Not at present. We are all Africans, coming from Madagascar, Mali, Niger, Angola, Cameroon and elsewhere. We on occasion also have contact with African students from the Russian university in Voronesh.
Do you also speak French in your church in Madagascar?
No, Madagascar has 18 native tribes and millions of other persons from Malaysia, India and the African continent. We all speak Malagasy, but not everyone speaks French, the language of the one-time colonial power.
Your colleague, Pastor Gottfried Spieth, was impressed by your ability to integrate different styles of worship, different styles of Christian faith. He says you were a father figure for many. Living together in harmony was one of the things you taught well. What have you learned about the Christian faith in these six years in Moscow?
Life went very well for us in Madagascar, so coming here was a big shock. The first big problem was the language. And some people are very brutal. So it was not easy to adapt to society. But my faith was strengthened through being here. In the very difficult things we experienced that God was with us. We have learned more about believing in Him just as a child believes in its parents.
Many parts of Eastern Europe have a bad reputation on racism. What must we do to combat racism?
You should teach more about the love of God! I experience that people in Russia don’t have enough love within them. When I drive my car, people are not flexible. They love themselves, but they do not love others. That is the problem. So the church should preach more about love of God and of others. I see many, many church buildings here. Churches should take advantage of the chance to spiritually educate others.

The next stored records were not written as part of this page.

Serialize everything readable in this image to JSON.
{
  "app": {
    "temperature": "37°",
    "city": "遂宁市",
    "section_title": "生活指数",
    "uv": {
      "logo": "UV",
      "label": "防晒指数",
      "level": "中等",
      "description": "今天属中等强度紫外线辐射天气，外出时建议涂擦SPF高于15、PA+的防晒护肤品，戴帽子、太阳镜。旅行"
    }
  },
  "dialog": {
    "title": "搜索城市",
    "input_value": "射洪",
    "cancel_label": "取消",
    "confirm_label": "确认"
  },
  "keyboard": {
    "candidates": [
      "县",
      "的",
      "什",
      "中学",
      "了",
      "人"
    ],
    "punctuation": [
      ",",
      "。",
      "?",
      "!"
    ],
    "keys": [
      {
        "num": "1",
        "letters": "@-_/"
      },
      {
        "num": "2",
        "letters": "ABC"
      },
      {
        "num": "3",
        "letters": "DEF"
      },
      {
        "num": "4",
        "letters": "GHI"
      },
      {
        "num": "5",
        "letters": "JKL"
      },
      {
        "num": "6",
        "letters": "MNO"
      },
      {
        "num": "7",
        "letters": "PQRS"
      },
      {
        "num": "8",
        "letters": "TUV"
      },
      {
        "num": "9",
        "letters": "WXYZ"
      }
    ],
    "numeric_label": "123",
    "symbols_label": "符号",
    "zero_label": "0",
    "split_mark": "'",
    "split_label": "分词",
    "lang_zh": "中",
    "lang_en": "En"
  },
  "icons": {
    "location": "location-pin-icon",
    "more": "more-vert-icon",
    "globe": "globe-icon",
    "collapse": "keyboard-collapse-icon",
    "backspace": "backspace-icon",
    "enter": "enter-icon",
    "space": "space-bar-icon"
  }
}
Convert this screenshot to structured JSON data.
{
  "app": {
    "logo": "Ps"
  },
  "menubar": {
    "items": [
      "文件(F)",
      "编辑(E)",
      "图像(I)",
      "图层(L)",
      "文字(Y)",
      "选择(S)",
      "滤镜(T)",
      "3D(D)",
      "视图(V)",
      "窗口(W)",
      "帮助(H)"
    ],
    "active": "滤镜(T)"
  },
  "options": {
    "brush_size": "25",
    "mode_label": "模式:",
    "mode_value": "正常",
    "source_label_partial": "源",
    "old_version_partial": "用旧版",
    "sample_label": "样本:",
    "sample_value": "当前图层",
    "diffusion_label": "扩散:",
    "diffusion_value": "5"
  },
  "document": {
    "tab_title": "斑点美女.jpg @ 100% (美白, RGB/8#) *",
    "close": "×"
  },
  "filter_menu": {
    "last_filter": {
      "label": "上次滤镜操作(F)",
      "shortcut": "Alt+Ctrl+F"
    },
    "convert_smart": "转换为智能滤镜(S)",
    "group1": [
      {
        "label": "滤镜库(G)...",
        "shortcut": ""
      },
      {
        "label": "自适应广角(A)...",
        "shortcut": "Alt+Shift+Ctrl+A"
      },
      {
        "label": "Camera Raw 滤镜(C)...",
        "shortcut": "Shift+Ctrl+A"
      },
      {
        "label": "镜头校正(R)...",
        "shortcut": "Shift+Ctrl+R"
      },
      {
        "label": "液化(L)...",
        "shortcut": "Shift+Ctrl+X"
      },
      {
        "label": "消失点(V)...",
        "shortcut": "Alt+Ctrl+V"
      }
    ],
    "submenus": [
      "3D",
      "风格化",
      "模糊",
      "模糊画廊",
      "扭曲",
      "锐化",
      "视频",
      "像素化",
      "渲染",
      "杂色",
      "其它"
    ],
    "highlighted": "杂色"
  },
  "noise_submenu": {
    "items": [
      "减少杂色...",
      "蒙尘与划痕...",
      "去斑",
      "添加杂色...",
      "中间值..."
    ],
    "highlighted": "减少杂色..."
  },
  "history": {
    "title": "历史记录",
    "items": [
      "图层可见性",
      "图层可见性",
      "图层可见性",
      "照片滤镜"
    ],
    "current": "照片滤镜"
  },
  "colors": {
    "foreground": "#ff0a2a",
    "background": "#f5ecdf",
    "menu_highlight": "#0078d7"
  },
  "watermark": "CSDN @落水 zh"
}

I usually have a good time in Russia. Is it because I look Russian? I’m sure Russians are treated much worse in Germany, where I come from, than I am treated here. But are you afraid to go out at night, to ride in the metro?
Yes, yes. Our people are afraid to go out, particularly in the evening. Some of our members were beaten by skinheads. The car of a member was stolen right in front of the church gate. Russians are afraid that too many Africans will come. Some people hate us. This shows that people are not living spiritually. We need to take advantage of the chance to strengthen the Gospel. The church must preach love, for love unites people.
Do people of color come to Russia voluntarily?
No, they don’t come here voluntarily. They come here when duty calls - for studies or for their jobs. Some of our people work in embassies. The big problem is racism. Very few Africans would want to live here continually.
Your congregation must be an oasis in the wilderness for many Africans!
Yes, I think so. Without this congregation many people would not really have a home. And people like it here because they can hear the Gospel in their own way.
What happens next? There will be a big hole in this congregation when you leave.
Pastor Michel Guerrier from the Alsace region of France arrived here on November 2 and will serve until mid-January. He will then be replaced by Fara Rajarisoa, a woman from Madagascar who has been studying in Rome. But her husband is already in Moscow working for the Malagasy embassy.
Happy travels, we wish you God’s very best!
Yes, it’s time to go. We miss our family! Come see us, you are invited!
The questions were posed by Dr. William Yoder.
Moscow, 2 November 2006
A press release of the “Evangelical-Lutheran Church - European Russia” (ELCER). Press release Nr. 13, 1,035 words.